September 20, 2019 marks a very important event. As you may know, the 2019 Global Student Climate Strike is this Friday. There is also a second general global strike the following Friday September 27. We have a responsibility to our students to prepare them for the future. That future is looking catastrophic at the rate humans are consuming and disposing of valuable resources. It is EVERYONE’s responsibility to take action and do what they can to help the climate crisis. As teachers we can do our part in the classroom to educate students on the importance of climate action. We have the scientific evidence of what’s to come if we don’t change. So let’s get to work. This is a call to action.
Teacher’s this post is for you.
Here are a few things you can do in the classroom to raise awareness:
- Talk About the Strikes
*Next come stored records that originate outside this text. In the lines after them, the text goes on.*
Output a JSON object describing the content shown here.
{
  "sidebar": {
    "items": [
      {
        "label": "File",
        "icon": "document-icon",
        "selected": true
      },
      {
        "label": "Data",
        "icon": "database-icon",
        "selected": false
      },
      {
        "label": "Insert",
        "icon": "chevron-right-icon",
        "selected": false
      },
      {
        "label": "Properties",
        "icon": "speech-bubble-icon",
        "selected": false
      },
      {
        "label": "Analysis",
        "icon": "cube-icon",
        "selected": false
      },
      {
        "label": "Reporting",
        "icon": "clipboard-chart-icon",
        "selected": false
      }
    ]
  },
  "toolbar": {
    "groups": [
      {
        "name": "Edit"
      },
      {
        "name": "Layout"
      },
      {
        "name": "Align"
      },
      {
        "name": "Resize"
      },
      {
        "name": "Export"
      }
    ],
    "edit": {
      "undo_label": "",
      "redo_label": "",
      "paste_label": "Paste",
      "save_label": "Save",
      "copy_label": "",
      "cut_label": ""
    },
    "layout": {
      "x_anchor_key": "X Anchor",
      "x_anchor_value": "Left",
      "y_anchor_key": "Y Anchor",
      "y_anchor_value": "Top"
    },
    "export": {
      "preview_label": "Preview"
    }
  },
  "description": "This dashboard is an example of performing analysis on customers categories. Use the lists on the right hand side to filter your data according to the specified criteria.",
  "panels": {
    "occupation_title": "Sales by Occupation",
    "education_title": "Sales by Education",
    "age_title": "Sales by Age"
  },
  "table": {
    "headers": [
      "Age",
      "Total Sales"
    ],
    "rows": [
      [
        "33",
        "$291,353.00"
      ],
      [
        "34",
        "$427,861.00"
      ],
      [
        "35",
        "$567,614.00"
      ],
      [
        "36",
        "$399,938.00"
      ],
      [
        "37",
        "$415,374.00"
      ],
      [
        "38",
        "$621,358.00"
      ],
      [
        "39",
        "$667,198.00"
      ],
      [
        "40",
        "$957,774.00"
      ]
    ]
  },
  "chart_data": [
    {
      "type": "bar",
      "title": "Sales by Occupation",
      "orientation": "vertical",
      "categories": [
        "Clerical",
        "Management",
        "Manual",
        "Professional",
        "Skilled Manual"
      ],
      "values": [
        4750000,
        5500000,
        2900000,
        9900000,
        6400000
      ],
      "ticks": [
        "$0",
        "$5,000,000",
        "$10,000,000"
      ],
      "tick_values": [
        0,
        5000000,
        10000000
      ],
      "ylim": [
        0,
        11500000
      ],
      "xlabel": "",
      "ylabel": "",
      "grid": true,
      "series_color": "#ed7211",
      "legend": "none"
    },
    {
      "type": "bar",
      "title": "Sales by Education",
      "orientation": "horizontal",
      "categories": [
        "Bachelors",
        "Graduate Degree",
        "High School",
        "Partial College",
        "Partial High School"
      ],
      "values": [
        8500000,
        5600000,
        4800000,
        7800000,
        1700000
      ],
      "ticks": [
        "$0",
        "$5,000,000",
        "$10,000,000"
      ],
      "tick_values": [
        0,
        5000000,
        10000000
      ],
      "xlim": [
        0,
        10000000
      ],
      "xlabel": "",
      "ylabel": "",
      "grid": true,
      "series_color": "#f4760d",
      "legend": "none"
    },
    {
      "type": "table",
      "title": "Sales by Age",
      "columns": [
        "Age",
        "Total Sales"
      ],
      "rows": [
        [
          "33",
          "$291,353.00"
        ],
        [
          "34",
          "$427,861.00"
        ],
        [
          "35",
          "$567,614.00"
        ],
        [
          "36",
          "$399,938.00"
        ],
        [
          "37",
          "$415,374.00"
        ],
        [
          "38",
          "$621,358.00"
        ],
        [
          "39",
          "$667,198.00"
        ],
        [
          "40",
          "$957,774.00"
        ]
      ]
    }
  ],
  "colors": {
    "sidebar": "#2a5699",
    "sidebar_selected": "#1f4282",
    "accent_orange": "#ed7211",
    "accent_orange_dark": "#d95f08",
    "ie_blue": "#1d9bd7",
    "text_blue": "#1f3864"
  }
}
Most of your students (especially if they are younger) won’t know about the strikes on September 20 and 27. They may not even know what a strike is. Traditionally strikes are organized by employees as a way to gain something from their employer. And while many are walking out of their employment for the Climate Strikes, this is predominantly a youth led strike. Students are also walking out of school. Their main objective is to end the age of fossil fuels. Greta Thunberg, the movement’s 16 year old Sweedish leader, has been lobbying and campaigning for climate action over the past year. She started #Fridaysforfuture, protesting every Friday and has been joined by millions of youth around the world. She has told those questioning her decision to protest during school time ““Why should I be studying for a future that soon may be no more, when no one is doing anything to save that future? And what is the point of learning facts when the most important facts clearly mean nothing to our society?”. She has also stated that ““Many of you appear concerned that we are wasting valuable lesson time, but I assure you we will go back to school the moment you start listening to science and give us a future.” The strike on September 20 was intentionally set to take place days before the UN Climate Action Summit in New York on September 23, 2019. It is being organized by scientists, students and activists. The hope is that it will generate enough uproar to make large scale changes at the summit. According to UPI, “Climate researchers with the United Nations suggest fossil fuel emissions need to be reduced to zero by 2030 in order to prevent the planet’s temperature from rising more 1.5 degrees Celsius above pre-industrial levels”.
Read About it Together
Read to your students about what the climate change strikes are all about. Here is the link to their website: https://globalclimatestrike.net/. Explore the kinds of climate strikes that have happened in the past and what their outcome has been. NewsELA is a great FREE website for teachers (appropriate for 3-8th grade) that has current event articles with questions and the ability to change the reading level.
Talk About WHY People Strike
Explore motivations to WHY people strike. When in the past have people gone on strike and what has been the outcome. Why a strike? If your school, country does not allow strikes, discuss other option to join the movement (a few listed below).
Brainstorm Actions to Take in Classroom
There are many ways we can make our classrooms more earth friendly. Talk about different things you can do as a classroom community to help make more eco-friendly choices. Here is a list for teachers full of ideas for a more earth friendly classroom.
Assign Classroom Jobs
After you discuss ways in which you can help out around the classroom. Assign jobs to students right away. It will help them feel as though they are taking immediate action.
Brainstorm Actions to Take at Home
There are so many choices we make in our everyday lives that have a large impact on the earth. Children are not always in control of what their parents purchase but there are other ways they can make a difference. For example, they can make sure to unplug items when not in use, turn out the lights, take quick showers, etc. Check out more of our blog posts and our instagram for more every day tips.
Watch this Greta Video
Share the video of Greta speaking at the UN Climate Change COP24 Conference. It’s a powerful reminder of the influence and power children can have if they put their mind to it and are eloquent.
Read Climate Books
The Guardian has put together a fantastic list of books to read with your class to help understand the climate crisis and need for climate action. A Mighty Girl also has a long list of books addressing climate change.
What if They Ask About Joining?
If students ask you how they can join the movement, encourage them to talk with their parents. You could also suggest they wear green or bring a sign to school if they cannot attend a strike. The sign can read “ask me about climate change”. Students can wear them throughout the day and engage other students and teachers in a conversation about climate change and what they know.
Raise Your Voice
As a class, or individually, write to local representatives or companies asking for change. Companies are forced to listen to demand. If demand is asking for more eco friendly practices, then they will eventually have to comply. Politicians are also required to represent their populations, let them know what is important to you.
Hope for the Future
This is a more uplifting activity to generate hope for what the future could be like if we all take care of the planet. If you have a classroom website or social media platform you can share the responses with #climatestrike
Start today! Join the movement and together make a change. If you have any additional ideas, please let us know below!